New underbust corset

Remember how my last underbust corset started out as a mock-up? When I started the mock-up I already had the fabric I wanted to make the corset in. Those plans got delayed though, as I decided to just fully finish the mock-up. I’ve now finally finished the underbust it was supposed to be!

This was the fabric that inspired me:

olfa-003-JPG-6291

I slightly adapted the pattern from the last fit, making it a little smaller in the lower front section. Next was cutting out the fabric. This actually took quite some time, as I had a printed cotton I wanted to use, and I wanted to keep the image intact. It took some laying out (and laying out, and laying out), but I think it worked (after shifting everything about 5 times) and I even have quite some fabric left. Not knowing how I’d need to space the pieces I made sure to get enough. The final lay-out:

20160410_131017

As you can see in the image, both the left & right side are layed out here. I used the pattern pieces from the original underbust to fill the other side, the differences were quite small and this allowed me to see if I had enough fabric. Obviously, I used the correct ones for cutting out.

I didn’t take any pictures during construction this time, but I did try something new! (aside from the pattern-matching, because doing that for the first time was a perfect moment to try a new technique…). Previously I’ve used the ‘stitch-in-the-ditch’ method, using very wide seam allowances and folding them back on both sides to create channels, using bone-casings on the inside not following the seams and using bone-casings on the outside following the seams. For this corset, I used the welt-seam method, constructing it both layers at the same time front to back while enclosing the seam allowances between them. I think it worked okay, and I quite like the technique, although I’m not sure it’s best for pattern matching. It requires you to pin both the strength layer and the fashion layer at separate sides to the previous panel, which makes it a bit fiddly. It gives a very nice finish though! I used coutil (also a first, it’s a lot sturdier than previous corsets now!), and I didn’t line the corset as all the seams are nicely hidden.
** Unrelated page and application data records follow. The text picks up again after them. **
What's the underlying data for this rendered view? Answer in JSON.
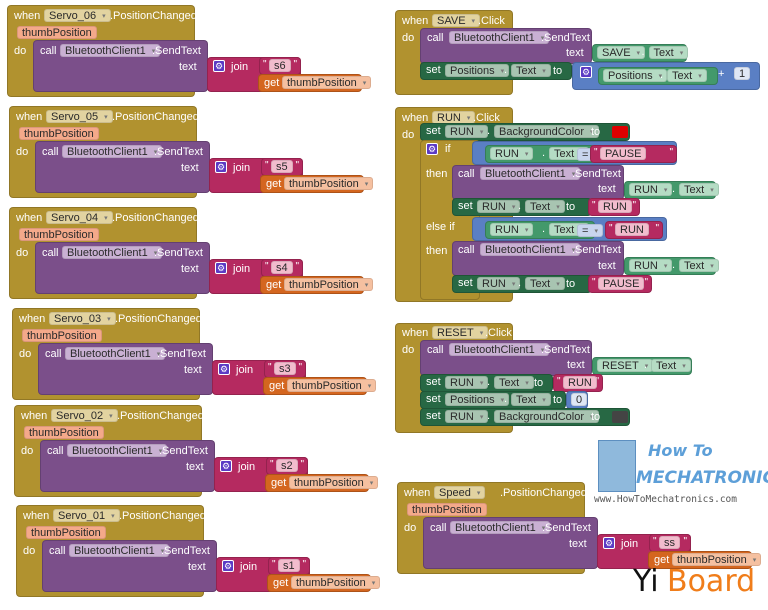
{
  "keywords": {
    "when": "when",
    "do": "do",
    "call": "call",
    "set": "set",
    "to": "to",
    "get": "get",
    "if": "if",
    "then": "then",
    "else_if": "else if",
    "text": "text",
    "join": "join",
    "dot": ".",
    "plus": "+",
    "eq": "="
  },
  "servo_events": [
    {
      "component": "Servo_06",
      "event": ".PositionChanged",
      "param": "thumbPosition",
      "target": "BluetoothClient1",
      "method": ".SendText",
      "string": "s6",
      "get_var": "thumbPosition"
    },
    {
      "component": "Servo_05",
      "event": ".PositionChanged",
      "param": "thumbPosition",
      "target": "BluetoothClient1",
      "method": ".SendText",
      "string": "s5",
      "get_var": "thumbPosition"
    },
    {
      "component": "Servo_04",
      "event": ".PositionChanged",
      "param": "thumbPosition",
      "target": "BluetoothClient1",
      "method": ".SendText",
      "string": "s4",
      "get_var": "thumbPosition"
    },
    {
      "component": "Servo_03",
      "event": ".PositionChanged",
      "param": "thumbPosition",
      "target": "BluetoothClient1",
      "method": ".SendText",
      "string": "s3",
      "get_var": "thumbPosition"
    },
    {
      "component": "Servo_02",
      "event": ".PositionChanged",
      "param": "thumbPosition",
      "target": "BluetoothClient1",
      "method": ".SendText",
      "string": "s2",
      "get_var": "thumbPosition"
    },
    {
      "component": "Servo_01",
      "event": ".PositionChanged",
      "param": "thumbPosition",
      "target": "BluetoothClient1",
      "method": ".SendText",
      "string": "s1",
      "get_var": "thumbPosition"
    },
    {
      "component": "Speed",
      "event": ".PositionChanged",
      "param": "thumbPosition",
      "target": "BluetoothClient1",
      "method": ".SendText",
      "string": "ss",
      "get_var": "thumbPosition"
    }
  ],
  "save_event": {
    "component": "SAVE",
    "event": ".Click",
    "target": "BluetoothClient1",
    "method": ".SendText",
    "text_component": "SAVE",
    "text_property": "Text",
    "set_component": "Positions",
    "set_property": "Text",
    "add_component": "Positions",
    "add_property": "Text",
    "add_number": "1"
  },
  "run_event": {
    "component": "RUN",
    "event": ".Click",
    "bg_component": "RUN",
    "bg_property": "BackgroundColor",
    "bg_color": "#dd0000",
    "if_component": "RUN",
    "if_property": "Text",
    "if_string": "PAUSE",
    "then1_target": "BluetoothClient1",
    "then1_method": ".SendText",
    "then1_text_component": "RUN",
    "then1_text_property": "Text",
    "then1_set_component": "RUN",
    "then1_set_property": "Text",
    "then1_set_string": "RUN",
    "elseif_component": "RUN",
    "elseif_property": "Text",
    "elseif_string": "RUN",
    "then2_target": "BluetoothClient1",
    "then2_method": ".SendText",
    "then2_text_component": "RUN",
    "then2_text_property": "Text",
    "then2_set_component": "RUN",
    "then2_set_property": "Text",
    "then2_set_string": "PAUSE"
  },
  "reset_event": {
    "component": "RESET",
    "event": ".Click",
    "target": "BluetoothClient1",
    "method": ".SendText",
    "text_component": "RESET",
    "text_property": "Text",
    "set1_component": "RUN",
    "set1_property": "Text",
    "set1_string": "RUN",
    "set2_component": "Positions",
    "set2_property": "Text",
    "set2_number": "0",
    "set3_component": "RUN",
    "set3_property": "BackgroundColor",
    "set3_color": "#444444"
  },
  "colors": {
    "event": "#b1922f",
    "call": "#7b4f8a",
    "text": "#b52a60",
    "variable": "#d4661f",
    "getter": "#43996b",
    "setter": "#276844",
    "math": "#5a7fc4"
  },
  "logos": {
    "howto_line1": "How To",
    "howto_line2": "MECHATRONICS",
    "howto_url": "www.HowToMechatronics.com",
    "yiboard_1": "Yi",
    "yiboard_2": "Board"
  }
}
I’m not 100% happy with how the pattern-matching turned out, but for a first try I think it worked okay. I was also too lazy to un-pick anything, as it’s only noticeable from up close where the matching is not perfect, so it’s entirely my own fault.

I do still really like the fabric for corsetry, and it was another good learning experience doing new things! Some images of the finished corset.

The front:

& the back:

IMG_7447

And laying flat (sort off). As you can see, it’s a lot smoother on me, but this shows off the pattern.

IMG_7456IMG_7457